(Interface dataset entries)
--------------------

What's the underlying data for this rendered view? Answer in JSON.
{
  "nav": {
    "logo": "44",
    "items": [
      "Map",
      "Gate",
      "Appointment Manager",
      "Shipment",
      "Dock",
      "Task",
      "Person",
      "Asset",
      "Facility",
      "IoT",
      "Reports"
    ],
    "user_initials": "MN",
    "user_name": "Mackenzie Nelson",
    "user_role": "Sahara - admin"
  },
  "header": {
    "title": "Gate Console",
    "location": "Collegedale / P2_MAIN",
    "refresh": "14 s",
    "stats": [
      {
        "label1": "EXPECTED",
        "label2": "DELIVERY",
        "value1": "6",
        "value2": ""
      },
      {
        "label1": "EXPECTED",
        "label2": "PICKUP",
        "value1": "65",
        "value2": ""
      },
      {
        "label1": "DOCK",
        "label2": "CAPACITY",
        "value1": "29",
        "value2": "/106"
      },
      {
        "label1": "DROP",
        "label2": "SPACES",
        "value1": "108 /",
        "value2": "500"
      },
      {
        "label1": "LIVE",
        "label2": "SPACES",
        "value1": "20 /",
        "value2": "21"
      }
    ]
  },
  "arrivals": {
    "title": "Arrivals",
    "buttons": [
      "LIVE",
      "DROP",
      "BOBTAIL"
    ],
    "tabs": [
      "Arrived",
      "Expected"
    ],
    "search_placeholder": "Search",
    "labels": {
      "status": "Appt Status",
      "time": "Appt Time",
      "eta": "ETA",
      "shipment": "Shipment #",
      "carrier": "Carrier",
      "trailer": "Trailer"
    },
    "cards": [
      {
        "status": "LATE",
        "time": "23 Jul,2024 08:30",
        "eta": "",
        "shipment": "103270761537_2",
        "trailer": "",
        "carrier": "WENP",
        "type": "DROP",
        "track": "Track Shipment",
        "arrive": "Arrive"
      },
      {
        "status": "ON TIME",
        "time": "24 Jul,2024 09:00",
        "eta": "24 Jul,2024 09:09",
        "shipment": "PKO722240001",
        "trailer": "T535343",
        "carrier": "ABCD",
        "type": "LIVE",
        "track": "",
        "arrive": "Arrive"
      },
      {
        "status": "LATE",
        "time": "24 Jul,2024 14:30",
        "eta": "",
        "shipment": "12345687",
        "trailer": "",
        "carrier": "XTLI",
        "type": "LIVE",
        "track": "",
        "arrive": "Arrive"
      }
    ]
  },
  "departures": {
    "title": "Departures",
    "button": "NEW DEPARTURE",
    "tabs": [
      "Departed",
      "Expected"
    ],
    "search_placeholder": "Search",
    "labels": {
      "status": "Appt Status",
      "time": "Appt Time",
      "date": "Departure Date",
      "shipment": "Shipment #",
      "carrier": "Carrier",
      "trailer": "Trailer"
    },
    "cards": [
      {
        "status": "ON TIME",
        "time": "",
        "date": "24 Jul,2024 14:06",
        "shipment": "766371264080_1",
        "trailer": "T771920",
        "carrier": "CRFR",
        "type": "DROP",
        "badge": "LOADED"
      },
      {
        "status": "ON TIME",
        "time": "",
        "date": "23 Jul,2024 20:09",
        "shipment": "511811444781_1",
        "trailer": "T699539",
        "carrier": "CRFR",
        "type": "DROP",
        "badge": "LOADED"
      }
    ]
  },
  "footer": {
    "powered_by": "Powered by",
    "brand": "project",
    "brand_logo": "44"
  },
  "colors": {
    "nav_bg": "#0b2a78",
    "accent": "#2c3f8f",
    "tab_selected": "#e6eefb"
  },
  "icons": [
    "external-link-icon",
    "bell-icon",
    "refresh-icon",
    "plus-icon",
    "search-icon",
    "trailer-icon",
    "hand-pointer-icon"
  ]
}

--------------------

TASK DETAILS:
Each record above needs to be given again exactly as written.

EXERCISE RESPONSE:
What's the underlying data for this rendered view? Answer in JSON.
{
  "nav": {
    "logo": "44",
    "items": [
      "Map",
      "Gate",
      "Appointment Manager",
      "Shipment",
      "Dock",
      "Task",
      "Person",
      "Asset",
      "Facility",
      "IoT",
      "Reports"
    ],
    "user_initials": "MN",
    "user_name": "Mackenzie Nelson",
    "user_role": "Sahara - admin"
  },
  "header": {
    "title": "Gate Console",
    "location": "Collegedale / P2_MAIN",
    "refresh": "14 s",
    "stats": [
      {
        "label1": "EXPECTED",
        "label2": "DELIVERY",
        "value1": "6",
        "value2": ""
      },
      {
        "label1": "EXPECTED",
        "label2": "PICKUP",
        "value1": "65",
        "value2": ""
      },
      {
        "label1": "DOCK",
        "label2": "CAPACITY",
        "value1": "29",
        "value2": "/106"
      },
      {
        "label1": "DROP",
        "label2": "SPACES",
        "value1": "108 /",
        "value2": "500"
      },
      {
        "label1": "LIVE",
        "label2": "SPACES",
        "value1": "20 /",
        "value2": "21"
      }
    ]
  },
  "arrivals": {
    "title": "Arrivals",
    "buttons": [
      "LIVE",
      "DROP",
      "BOBTAIL"
    ],
    "tabs": [
      "Arrived",
      "Expected"
    ],
    "search_placeholder": "Search",
    "labels": {
      "status": "Appt Status",
      "time": "Appt Time",
      "eta": "ETA",
      "shipment": "Shipment #",
      "carrier": "Carrier",
      "trailer": "Trailer"
    },
    "cards": [
      {
        "status": "LATE",
        "time": "23 Jul,2024 08:30",
        "eta": "",
        "shipment": "103270761537_2",
        "trailer": "",
        "carrier": "WENP",
        "type": "DROP",
        "track": "Track Shipment",
        "arrive": "Arrive"
      },
      {
        "status": "ON TIME",
        "time": "24 Jul,2024 09:00",
        "eta": "24 Jul,2024 09:09",
        "shipment": "PKO722240001",
        "trailer": "T535343",
        "carrier": "ABCD",
        "type": "LIVE",
        "track": "",
        "arrive": "Arrive"
      },
      {
        "status": "LATE",
        "time": "24 Jul,2024 14:30",
        "eta": "",
        "shipment": "12345687",
        "trailer": "",
        "carrier": "XTLI",
        "type": "LIVE",
        "track": "",
        "arrive": "Arrive"
      }
    ]
  },
  "departures": {
    "title": "Departures",
    "button": "NEW DEPARTURE",
    "tabs": [
      "Departed",
      "Expected"
    ],
    "search_placeholder": "Search",
    "labels": {
      "status": "Appt Status",
      "time": "Appt Time",
      "date": "Departure Date",
      "shipment": "Shipment #",
      "carrier": "Carrier",
      "trailer": "Trailer"
    },
    "cards": [
      {
        "status": "ON TIME",
        "time": "",
        "date": "24 Jul,2024 14:06",
        "shipment": "766371264080_1",
        "trailer": "T771920",
        "carrier": "CRFR",
        "type": "DROP",
        "badge": "LOADED"
      },
      {
        "status": "ON TIME",
        "time": "",
        "date": "23 Jul,2024 20:09",
        "shipment": "511811444781_1",
        "trailer": "T699539",
        "carrier": "CRFR",
        "type": "DROP",
        "badge": "LOADED"
      }
    ]
  },
  "footer": {
    "powered_by": "Powered by",
    "brand": "project",
    "brand_logo": "44"
  },
  "colors": {
    "nav_bg": "#0b2a78",
    "accent": "#2c3f8f",
    "tab_selected": "#e6eefb"
  },
  "icons": [
    "external-link-icon",
    "bell-icon",
    "refresh-icon",
    "plus-icon",
    "search-icon",
    "trailer-icon",
    "hand-pointer-icon"
  ]
}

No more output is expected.